HICO - His statue stands tall and proud in the middle of town and a gravestone with his name lies just a few miles down the road. It is clear the town of Hico is proud to claim a legendary outlaw.
“When you ask these people what are they doing in Hico Texas they will tell you it’s because of Billy the Kid museum,” says Sue Land, Director of the Billy the Kid Museum.
The legend goes Billy the Kid was a wild outlaw, an escape artist and a murderer before the age of 21. The state of New Mexico claims the western legend died in a shootout with a town sheriff in the late 1800s. A grave and museum in Fort Sumner, New Mexico serves as their proof the legend is true.
But Hico believes a different story about what really happened to Billy the Kid the night Sheriff Pat Garrett claimed to have killed him.
“He shot and killed a young man by the name of Billy Barlow who had a beard who had a dark complexion plus the deputy marshal there that night that told Pat Garrett that he killed the wrong man and he filed a report stating that that nobody bothered to look at,”says Land. “No he was not killed. He was wounded and he did escape. He made his way with the help of some of the town people to a sheep herders camp where he recuperated until he was ready to travel.”
Land says historians and researchers have tracked Billy the Kid’s travel to Mexico and his return to Texas in the early 1900s when he finally settled in Hico for 17 years.
“He never told anybody who he was until 1950 when a detective from Florida came looking for him because he had been told this was Billy the Kid and this is where he lived in Hico Texas, went by the name of Brushy Bill, William Henry Roberts,” says Land.

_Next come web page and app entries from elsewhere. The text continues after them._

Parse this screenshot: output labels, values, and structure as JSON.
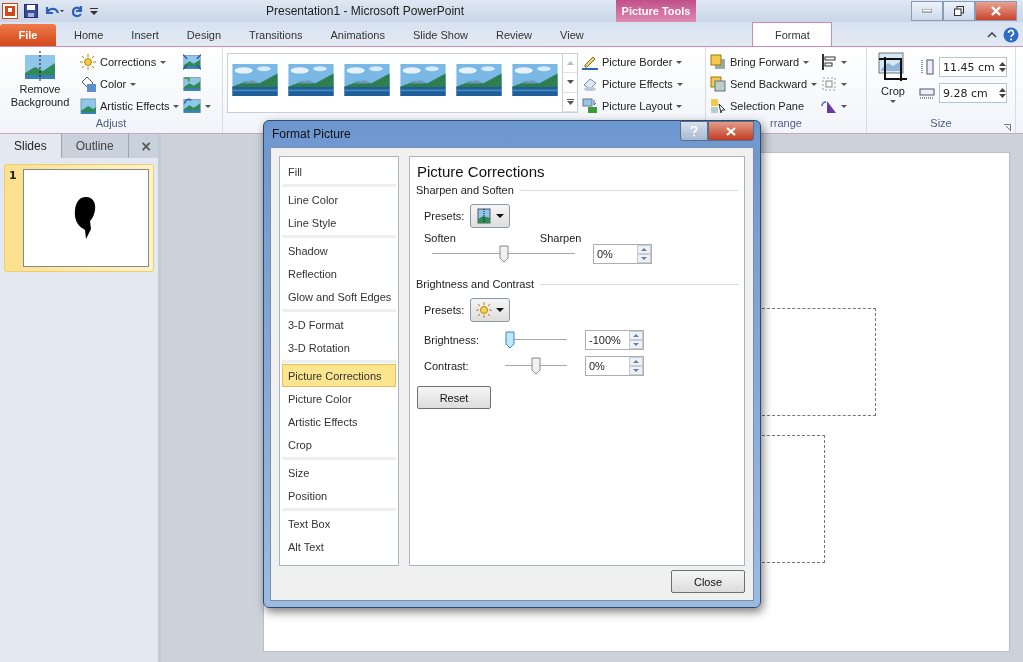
{
  "title_bar": {
    "title": "Presentation1  -  Microsoft PowerPoint",
    "context_tab": "Picture Tools"
  },
  "ribbon_tabs": [
    {
      "label": "File",
      "kind": "file",
      "selected": false
    },
    {
      "label": "Home",
      "kind": "tab",
      "selected": false
    },
    {
      "label": "Insert",
      "kind": "tab",
      "selected": false
    },
    {
      "label": "Design",
      "kind": "tab",
      "selected": false
    },
    {
      "label": "Transitions",
      "kind": "tab",
      "selected": false
    },
    {
      "label": "Animations",
      "kind": "tab",
      "selected": false
    },
    {
      "label": "Slide Show",
      "kind": "tab",
      "selected": false
    },
    {
      "label": "Review",
      "kind": "tab",
      "selected": false
    },
    {
      "label": "View",
      "kind": "tab",
      "selected": false
    },
    {
      "label": "Format",
      "kind": "context",
      "selected": true
    }
  ],
  "adjust_group": {
    "big_button": "Remove Background",
    "commands": [
      "Corrections",
      "Color",
      "Artistic Effects"
    ],
    "label": "Adjust"
  },
  "styles_group": {
    "gallery": [
      {
        "kind": "picture"
      },
      {
        "kind": "picture"
      },
      {
        "kind": "picture"
      },
      {
        "kind": "picture"
      },
      {
        "kind": "picture"
      },
      {
        "kind": "picture"
      }
    ],
    "commands": [
      "Picture Border",
      "Picture Effects",
      "Picture Layout"
    ]
  },
  "arrange_group": {
    "commands": [
      "Bring Forward",
      "Send Backward",
      "Selection Pane"
    ],
    "label": "rrange"
  },
  "size_group": {
    "crop": "Crop",
    "height": "11.45 cm",
    "width": "9.28 cm",
    "label": "Size"
  },
  "slides_pane": {
    "tabs": [
      {
        "label": "Slides",
        "selected": true
      },
      {
        "label": "Outline",
        "selected": false
      }
    ],
    "close": "×",
    "slides": [
      {
        "number": "1",
        "selected": true
      }
    ]
  },
  "dialog": {
    "title": "Format Picture",
    "category_groups": [
      {
        "items": [
          {
            "label": "Fill",
            "selected": false
          }
        ]
      },
      {
        "items": [
          {
            "label": "Line Color",
            "selected": false
          },
          {
            "label": "Line Style",
            "selected": false
          }
        ]
      },
      {
        "items": [
          {
            "label": "Shadow",
            "selected": false
          },
          {
            "label": "Reflection",
            "selected": false
          },
          {
            "label": "Glow and Soft Edges",
            "selected": false
          }
        ]
      },
      {
        "items": [
          {
            "label": "3-D Format",
            "selected": false
          },
          {
            "label": "3-D Rotation",
            "selected": false
          }
        ]
      },
      {
        "items": [
          {
            "label": "Picture Corrections",
            "selected": true
          },
          {
            "label": "Picture Color",
            "selected": false
          },
          {
            "label": "Artistic Effects",
            "selected": false
          },
          {
            "label": "Crop",
            "selected": false
          }
        ]
      },
      {
        "items": [
          {
            "label": "Size",
            "selected": false
          },
          {
            "label": "Position",
            "selected": false
          }
        ]
      },
      {
        "items": [
          {
            "label": "Text Box",
            "selected": false
          },
          {
            "label": "Alt Text",
            "selected": false
          }
        ]
      }
    ],
    "heading": "Picture Corrections",
    "sharpen": {
      "title": "Sharpen and Soften",
      "presets_label": "Presets:",
      "left_label": "Soften",
      "right_label": "Sharpen",
      "level": 0.5,
      "value": "0%"
    },
    "brightness": {
      "title": "Brightness and Contrast",
      "presets_label": "Presets:",
      "sliders": [
        {
          "label": "Brightness:",
          "level": 0,
          "value": "-100%",
          "active": true
        },
        {
          "label": "Contrast:",
          "level": 0.5,
          "value": "0%",
          "active": false
        }
      ]
    },
    "reset": "Reset",
    "close": "Close"
  }
}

“He showed up here looking for Brushy and Brushy refused to talk to him until the third time and then he agreed to talk and tell him his story and how he wanted his pardon that he felt like had been promised to him back in the 1800s by the governor of New Mexico and he needed Morrison’s help to prove it. Morrison set out to prove one way or the other Brushy Bill was or was not Billy the Kid and to his satisfaction he proved it,” says Land.

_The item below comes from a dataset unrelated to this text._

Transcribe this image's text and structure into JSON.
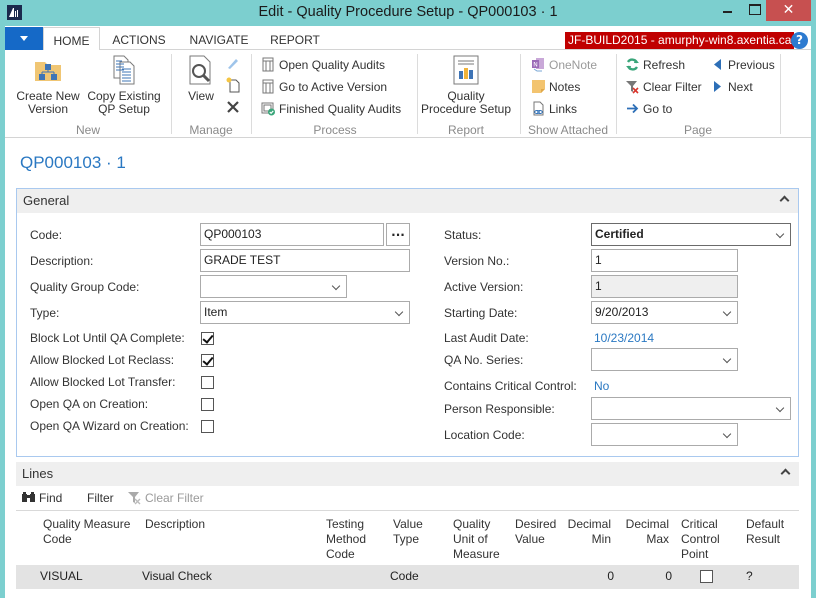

Land says scars and marks on Brushy Bill’s body matched those of Billy the Kid but even after a trip to New Mexico to prove who he was, no one believed him.
“The Governor wouldn’t look at any of the evidence or anything and just claimed that Billy was a sick old man and Billy was sent home and a few days later he died. He had a heart attack here on the street here in Hico,” said Land.
In recent years, new historians have taken an interest in the Brushy Bill theory. According to the Billy the Kid Museum in Hico, many believe the story but proving it is nearly impossible.
“Now the historians are saying okay we will change history. We will state that Pat Garret did not kill Billy the Kid but we will not say that William Henry Roberts known as Brushy Bill was Billy because you need a DNA,” says Land. “We could take a DNA from Brushy’s bones but there is no living descendant so it wouldn’t do any good. You can never prove that.”
Even without solid proof, Hico has become a tourist attraction for thousands of visitors from all over the world. The Billy the Kid Museum has become the main attraction in town. Land says there is a certain fascination with the legendary outlaw’s life.
“They are rooting for that 14-year old boy to have made it out of New Mexico and made a life for himself and they really enjoy hearing our side of the story,” says Land. “He was a vision of what every young man wanted to be. Wild and free. If they’ve gone to New Mexico first, they come here and they end up saying we like your story better. Or they come here and say now we’re going to go hear New Mexico and we tell them don’t tell them you’ve been to Hico, you might get run out of town.”
It may never be proven whether or not Brushy Bill was Billy the Kid but Land says they don’t need it. The story is enough.
“We don’t need any more proof. New Mexico does. They don’t like us a whole lot but that’s okay we don’t care,” says Land.